GIVEN RECORDS below:
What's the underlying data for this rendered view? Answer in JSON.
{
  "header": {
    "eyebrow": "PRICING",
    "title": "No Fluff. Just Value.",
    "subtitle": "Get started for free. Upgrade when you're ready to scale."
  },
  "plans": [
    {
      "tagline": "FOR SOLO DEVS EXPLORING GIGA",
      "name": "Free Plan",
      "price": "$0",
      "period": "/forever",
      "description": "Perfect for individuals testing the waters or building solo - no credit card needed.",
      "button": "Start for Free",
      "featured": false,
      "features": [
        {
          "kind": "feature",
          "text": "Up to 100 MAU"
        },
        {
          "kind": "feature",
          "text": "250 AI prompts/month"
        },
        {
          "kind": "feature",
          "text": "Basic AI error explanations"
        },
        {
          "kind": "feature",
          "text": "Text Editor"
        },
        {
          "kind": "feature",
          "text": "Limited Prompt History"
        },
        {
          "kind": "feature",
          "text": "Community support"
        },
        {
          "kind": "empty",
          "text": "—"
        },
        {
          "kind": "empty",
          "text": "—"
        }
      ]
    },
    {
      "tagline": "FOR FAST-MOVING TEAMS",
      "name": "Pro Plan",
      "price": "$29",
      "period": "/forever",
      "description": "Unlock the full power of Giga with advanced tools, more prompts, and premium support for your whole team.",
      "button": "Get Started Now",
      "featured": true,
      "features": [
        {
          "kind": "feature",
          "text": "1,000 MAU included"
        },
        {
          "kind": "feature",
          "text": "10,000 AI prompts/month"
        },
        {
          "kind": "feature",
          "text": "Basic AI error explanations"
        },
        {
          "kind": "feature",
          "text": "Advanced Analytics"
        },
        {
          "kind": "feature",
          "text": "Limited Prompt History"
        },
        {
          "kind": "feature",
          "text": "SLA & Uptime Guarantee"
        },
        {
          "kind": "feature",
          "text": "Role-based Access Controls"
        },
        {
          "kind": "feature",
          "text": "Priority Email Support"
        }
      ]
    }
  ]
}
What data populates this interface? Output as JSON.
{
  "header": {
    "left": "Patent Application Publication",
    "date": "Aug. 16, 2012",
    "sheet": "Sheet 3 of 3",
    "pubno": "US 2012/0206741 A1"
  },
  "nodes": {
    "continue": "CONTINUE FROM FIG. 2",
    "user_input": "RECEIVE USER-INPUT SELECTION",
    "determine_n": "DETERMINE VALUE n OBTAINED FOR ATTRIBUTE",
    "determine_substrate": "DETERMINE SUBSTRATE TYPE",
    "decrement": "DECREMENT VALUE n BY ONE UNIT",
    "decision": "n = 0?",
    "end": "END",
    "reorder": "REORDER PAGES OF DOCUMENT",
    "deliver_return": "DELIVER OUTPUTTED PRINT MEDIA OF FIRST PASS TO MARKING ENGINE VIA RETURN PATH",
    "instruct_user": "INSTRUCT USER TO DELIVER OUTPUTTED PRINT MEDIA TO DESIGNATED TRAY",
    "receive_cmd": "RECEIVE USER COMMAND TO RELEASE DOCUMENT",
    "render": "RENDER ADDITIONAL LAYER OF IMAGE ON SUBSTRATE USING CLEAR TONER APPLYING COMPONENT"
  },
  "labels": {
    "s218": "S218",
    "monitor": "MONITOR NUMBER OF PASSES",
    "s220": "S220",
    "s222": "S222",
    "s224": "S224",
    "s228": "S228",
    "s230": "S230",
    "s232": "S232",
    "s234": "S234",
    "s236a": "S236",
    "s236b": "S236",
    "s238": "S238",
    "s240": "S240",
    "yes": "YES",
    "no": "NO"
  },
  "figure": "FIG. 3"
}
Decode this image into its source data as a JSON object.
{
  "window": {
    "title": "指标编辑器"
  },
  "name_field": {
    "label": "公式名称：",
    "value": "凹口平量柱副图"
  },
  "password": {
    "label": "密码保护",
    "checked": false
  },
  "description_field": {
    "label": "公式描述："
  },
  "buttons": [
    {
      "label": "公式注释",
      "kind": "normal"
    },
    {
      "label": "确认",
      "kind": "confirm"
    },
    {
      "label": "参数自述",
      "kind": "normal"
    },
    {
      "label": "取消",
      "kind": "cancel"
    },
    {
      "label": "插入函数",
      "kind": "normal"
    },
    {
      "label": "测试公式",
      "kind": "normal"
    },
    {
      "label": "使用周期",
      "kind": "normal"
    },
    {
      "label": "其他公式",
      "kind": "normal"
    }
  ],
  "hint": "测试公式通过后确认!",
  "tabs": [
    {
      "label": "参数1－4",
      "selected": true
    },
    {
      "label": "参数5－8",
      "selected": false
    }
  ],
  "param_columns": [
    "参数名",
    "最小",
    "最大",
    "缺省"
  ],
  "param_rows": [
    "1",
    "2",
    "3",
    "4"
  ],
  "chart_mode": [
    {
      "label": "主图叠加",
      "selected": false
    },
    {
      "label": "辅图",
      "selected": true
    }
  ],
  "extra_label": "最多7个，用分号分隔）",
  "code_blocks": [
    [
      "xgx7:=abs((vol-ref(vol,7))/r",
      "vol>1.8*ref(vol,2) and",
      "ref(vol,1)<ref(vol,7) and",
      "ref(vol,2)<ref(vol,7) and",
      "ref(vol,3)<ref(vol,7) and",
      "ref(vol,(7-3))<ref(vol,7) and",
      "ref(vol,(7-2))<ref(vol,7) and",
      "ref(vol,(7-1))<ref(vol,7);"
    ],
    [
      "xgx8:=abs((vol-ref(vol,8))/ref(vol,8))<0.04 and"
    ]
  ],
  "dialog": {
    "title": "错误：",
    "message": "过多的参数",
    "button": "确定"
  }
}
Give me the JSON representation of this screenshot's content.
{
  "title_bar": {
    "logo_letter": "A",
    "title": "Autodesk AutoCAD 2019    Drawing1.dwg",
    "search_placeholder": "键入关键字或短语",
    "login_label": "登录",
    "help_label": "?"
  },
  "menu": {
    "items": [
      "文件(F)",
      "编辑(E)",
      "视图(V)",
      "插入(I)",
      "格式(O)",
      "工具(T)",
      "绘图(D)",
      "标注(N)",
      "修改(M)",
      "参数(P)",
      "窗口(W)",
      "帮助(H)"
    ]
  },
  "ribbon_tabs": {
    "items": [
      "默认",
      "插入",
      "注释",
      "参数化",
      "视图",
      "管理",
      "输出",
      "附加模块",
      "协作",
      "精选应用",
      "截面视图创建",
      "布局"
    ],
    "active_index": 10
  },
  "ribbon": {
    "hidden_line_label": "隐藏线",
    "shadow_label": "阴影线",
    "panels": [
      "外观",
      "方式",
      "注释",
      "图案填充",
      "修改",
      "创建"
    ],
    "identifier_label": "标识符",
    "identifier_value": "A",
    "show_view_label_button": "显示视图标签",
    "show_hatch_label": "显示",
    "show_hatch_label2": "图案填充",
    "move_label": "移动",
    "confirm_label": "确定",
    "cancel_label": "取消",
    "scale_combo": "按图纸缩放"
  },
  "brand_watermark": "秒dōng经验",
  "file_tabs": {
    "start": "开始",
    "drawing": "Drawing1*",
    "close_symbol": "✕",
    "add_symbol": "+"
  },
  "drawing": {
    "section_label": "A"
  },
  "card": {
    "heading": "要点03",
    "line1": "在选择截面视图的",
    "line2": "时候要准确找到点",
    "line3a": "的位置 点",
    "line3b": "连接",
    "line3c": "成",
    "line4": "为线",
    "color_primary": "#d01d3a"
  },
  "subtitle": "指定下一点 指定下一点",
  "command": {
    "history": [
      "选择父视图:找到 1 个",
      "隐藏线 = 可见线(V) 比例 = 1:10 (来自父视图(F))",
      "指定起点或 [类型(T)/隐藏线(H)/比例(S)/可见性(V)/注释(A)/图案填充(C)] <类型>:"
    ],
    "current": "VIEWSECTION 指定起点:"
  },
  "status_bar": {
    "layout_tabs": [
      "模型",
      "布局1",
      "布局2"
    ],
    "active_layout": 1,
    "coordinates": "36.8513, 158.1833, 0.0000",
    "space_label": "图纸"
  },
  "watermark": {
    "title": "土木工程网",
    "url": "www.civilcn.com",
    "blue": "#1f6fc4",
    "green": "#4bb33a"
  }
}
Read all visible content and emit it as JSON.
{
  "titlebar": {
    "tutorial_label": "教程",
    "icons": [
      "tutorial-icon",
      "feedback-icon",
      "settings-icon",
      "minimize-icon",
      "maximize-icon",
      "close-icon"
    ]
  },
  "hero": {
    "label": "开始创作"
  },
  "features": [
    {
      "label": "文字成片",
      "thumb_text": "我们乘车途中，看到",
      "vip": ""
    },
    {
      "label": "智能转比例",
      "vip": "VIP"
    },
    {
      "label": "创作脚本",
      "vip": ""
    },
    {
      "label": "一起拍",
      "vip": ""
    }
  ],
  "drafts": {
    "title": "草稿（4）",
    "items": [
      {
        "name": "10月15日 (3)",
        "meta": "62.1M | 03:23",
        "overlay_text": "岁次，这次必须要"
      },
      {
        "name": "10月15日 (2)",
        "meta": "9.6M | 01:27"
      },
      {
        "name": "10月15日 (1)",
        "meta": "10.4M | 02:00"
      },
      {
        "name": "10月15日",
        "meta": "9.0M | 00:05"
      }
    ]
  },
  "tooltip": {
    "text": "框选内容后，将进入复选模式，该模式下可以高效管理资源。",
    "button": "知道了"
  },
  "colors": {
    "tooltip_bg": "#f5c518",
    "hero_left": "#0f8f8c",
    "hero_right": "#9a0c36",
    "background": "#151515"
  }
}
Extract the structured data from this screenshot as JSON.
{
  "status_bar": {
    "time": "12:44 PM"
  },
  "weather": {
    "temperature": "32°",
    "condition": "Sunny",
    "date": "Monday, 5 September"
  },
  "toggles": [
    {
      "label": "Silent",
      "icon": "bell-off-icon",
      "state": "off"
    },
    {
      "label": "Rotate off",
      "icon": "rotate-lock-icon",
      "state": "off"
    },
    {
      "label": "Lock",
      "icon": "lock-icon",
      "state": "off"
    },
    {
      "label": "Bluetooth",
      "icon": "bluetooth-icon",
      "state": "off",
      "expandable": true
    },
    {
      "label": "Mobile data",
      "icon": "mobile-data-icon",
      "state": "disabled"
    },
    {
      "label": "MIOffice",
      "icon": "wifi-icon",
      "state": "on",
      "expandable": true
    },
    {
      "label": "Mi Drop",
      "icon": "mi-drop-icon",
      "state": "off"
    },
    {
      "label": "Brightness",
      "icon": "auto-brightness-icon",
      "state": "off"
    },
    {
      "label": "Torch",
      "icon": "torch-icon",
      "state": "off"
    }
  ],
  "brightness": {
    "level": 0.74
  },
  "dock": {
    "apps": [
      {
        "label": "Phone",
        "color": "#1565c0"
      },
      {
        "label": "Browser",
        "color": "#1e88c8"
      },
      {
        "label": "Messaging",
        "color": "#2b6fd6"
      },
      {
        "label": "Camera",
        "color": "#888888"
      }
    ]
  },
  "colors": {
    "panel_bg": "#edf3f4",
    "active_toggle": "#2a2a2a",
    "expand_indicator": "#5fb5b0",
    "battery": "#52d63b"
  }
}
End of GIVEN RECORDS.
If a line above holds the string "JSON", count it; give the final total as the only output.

RESPONSE AREA: 6